Work instructions:
Scan the data for "true" and copy the lines it appears in.

[Input material]

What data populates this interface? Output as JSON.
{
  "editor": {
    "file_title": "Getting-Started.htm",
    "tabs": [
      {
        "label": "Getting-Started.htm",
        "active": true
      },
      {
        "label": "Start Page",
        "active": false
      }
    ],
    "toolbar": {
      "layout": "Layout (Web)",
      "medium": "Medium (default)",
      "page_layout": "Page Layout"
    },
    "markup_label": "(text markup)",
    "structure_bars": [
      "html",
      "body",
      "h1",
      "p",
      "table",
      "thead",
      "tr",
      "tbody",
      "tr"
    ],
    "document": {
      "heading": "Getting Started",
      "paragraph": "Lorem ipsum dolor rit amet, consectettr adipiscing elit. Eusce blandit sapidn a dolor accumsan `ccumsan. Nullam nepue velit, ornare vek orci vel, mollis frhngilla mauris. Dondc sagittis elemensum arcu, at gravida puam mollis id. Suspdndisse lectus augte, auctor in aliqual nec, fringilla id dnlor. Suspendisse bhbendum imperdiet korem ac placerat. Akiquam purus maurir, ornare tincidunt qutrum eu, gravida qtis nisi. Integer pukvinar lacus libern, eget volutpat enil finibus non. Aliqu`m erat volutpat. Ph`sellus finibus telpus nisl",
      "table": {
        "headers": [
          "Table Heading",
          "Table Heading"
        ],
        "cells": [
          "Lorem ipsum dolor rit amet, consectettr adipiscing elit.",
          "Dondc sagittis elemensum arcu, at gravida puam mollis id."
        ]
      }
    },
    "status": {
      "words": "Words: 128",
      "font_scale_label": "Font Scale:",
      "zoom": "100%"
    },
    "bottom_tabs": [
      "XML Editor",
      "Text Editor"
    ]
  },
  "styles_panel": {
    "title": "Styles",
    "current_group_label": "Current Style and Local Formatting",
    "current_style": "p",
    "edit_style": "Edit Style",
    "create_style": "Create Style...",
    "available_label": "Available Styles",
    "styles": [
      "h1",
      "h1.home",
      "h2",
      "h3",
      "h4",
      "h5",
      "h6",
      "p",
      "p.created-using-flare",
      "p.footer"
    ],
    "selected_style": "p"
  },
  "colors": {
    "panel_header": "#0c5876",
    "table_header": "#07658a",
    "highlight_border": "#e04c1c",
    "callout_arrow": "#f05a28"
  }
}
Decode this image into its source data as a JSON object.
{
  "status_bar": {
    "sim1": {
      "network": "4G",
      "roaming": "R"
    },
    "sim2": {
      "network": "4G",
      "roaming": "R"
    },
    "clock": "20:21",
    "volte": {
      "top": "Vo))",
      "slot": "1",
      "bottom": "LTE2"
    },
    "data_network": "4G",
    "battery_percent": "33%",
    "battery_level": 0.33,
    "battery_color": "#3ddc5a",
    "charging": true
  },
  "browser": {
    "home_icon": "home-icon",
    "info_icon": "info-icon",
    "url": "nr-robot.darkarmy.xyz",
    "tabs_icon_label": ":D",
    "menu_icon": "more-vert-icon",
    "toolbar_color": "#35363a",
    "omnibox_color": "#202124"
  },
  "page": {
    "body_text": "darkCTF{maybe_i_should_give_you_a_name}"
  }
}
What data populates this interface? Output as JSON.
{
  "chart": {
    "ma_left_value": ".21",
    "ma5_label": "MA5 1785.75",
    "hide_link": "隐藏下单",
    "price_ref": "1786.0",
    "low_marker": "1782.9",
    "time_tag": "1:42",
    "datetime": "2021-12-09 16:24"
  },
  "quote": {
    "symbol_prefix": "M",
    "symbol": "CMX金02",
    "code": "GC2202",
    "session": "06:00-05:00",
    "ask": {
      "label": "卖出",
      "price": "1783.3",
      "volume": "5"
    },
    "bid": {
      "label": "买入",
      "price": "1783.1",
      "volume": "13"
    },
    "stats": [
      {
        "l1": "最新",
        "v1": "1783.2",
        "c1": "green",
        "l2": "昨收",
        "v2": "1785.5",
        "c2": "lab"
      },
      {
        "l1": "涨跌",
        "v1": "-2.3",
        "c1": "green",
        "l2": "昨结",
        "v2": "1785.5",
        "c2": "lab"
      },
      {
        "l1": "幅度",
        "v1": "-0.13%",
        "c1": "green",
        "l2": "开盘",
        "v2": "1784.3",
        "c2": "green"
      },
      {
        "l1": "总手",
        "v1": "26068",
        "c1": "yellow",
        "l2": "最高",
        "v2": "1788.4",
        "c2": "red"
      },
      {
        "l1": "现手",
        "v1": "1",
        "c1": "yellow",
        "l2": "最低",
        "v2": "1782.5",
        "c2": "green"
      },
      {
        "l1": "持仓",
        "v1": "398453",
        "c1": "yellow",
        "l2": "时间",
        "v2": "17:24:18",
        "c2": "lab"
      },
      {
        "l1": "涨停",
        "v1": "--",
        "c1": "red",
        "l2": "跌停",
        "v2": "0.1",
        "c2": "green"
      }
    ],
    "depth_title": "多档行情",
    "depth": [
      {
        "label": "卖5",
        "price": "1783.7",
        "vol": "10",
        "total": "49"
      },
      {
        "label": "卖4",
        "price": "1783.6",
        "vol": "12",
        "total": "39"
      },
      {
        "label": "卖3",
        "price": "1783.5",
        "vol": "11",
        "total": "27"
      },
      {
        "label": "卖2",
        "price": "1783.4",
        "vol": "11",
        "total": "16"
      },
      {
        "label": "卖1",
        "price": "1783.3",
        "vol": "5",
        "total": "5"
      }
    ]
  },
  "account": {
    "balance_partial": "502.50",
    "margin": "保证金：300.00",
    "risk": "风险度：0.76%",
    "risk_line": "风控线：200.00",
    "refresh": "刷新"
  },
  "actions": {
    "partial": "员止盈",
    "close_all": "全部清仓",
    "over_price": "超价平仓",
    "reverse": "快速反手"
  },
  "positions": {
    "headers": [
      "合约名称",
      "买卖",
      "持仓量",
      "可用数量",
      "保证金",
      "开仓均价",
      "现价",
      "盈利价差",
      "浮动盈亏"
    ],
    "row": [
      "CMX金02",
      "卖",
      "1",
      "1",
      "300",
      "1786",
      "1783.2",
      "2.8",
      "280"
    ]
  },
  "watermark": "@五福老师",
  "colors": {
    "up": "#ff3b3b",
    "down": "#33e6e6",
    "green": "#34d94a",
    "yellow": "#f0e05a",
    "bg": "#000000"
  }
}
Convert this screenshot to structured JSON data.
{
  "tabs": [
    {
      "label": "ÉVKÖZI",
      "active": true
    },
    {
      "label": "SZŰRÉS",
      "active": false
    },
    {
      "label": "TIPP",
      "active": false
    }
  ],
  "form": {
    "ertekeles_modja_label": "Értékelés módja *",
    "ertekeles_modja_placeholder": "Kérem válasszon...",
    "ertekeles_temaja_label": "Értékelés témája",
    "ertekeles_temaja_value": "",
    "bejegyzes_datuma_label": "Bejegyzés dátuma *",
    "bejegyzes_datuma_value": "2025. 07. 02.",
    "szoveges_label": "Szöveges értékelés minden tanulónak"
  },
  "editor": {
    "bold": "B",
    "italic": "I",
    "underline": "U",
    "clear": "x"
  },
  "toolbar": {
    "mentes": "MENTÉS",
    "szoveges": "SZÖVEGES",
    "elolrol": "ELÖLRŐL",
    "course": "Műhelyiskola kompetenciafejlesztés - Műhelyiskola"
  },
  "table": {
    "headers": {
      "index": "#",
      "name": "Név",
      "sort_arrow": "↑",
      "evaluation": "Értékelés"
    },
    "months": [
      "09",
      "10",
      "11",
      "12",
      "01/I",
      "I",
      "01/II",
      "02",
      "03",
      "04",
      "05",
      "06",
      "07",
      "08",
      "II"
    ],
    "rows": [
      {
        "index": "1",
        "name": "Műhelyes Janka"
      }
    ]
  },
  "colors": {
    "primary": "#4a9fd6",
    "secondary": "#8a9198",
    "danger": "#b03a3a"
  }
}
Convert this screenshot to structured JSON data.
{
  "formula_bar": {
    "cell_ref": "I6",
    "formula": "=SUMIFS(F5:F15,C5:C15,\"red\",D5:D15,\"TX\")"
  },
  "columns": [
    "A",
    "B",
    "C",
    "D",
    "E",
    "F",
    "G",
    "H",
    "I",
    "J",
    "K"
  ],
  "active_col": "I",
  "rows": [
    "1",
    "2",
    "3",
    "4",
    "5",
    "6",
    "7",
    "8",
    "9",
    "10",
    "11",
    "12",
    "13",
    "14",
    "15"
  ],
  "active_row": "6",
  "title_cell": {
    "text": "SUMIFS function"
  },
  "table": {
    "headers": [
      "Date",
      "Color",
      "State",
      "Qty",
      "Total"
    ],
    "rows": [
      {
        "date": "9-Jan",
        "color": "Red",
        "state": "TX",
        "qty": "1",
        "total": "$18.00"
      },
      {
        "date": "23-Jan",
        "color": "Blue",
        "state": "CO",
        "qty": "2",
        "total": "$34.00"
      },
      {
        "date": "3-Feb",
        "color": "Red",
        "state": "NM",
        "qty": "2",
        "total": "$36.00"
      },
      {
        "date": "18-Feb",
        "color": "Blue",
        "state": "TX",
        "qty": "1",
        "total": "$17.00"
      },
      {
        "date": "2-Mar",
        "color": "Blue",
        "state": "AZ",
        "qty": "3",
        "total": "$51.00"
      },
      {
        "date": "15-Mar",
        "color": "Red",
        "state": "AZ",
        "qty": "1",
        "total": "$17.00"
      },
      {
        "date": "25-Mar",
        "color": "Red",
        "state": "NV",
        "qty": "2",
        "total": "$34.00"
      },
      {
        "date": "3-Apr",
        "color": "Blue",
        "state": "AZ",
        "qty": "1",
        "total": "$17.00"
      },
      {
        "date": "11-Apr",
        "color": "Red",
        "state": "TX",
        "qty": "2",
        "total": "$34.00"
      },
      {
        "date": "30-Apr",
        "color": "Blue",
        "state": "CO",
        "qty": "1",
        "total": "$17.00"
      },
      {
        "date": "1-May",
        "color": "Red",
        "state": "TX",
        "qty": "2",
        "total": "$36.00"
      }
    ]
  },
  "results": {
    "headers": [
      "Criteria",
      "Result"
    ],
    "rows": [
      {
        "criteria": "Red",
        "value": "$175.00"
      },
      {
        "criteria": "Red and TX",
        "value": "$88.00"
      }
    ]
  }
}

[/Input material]

Task output:
        "active": true
    "charging": true
      "active": true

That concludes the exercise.